Here is a great dementia resource for caregivers and healthcare professinals,
Here is information on being the best caregiver you can be
Here is a way for nurses administrators, social workers and other health care professionals to get an easyceu or two
You may want to give the gift of attention and time. Not only will elderly loved ones appreciate your caring, but you may be able to spot some important cognitive or emotional changes that may be indicate a memory disorder.
Women usually live longer than men so consequently more women are affected by Alzheimer's disease and related dementias. Also women make up approximately sixty percent of caregivers to people with Alzheimer's disease. Do your loved and you a huge favor.

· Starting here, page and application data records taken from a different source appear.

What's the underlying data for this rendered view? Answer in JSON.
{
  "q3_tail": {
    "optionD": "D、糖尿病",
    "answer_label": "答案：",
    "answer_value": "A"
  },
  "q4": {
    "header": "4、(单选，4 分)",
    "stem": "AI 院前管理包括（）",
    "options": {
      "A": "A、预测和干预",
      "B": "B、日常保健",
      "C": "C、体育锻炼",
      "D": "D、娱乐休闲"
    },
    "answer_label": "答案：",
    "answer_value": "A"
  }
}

Take this time to recognize changes in them to improve their quality of life by looking for these signs
Do they have difficulty finishing tasks that were once routine to them, like making their favorite recipe or figuring out how much they should tip the waitress at a restaurant?
Is your loved one unusually withdrawn, and/or are they more dependent upon another person, like their spouse, for appropriate social cues?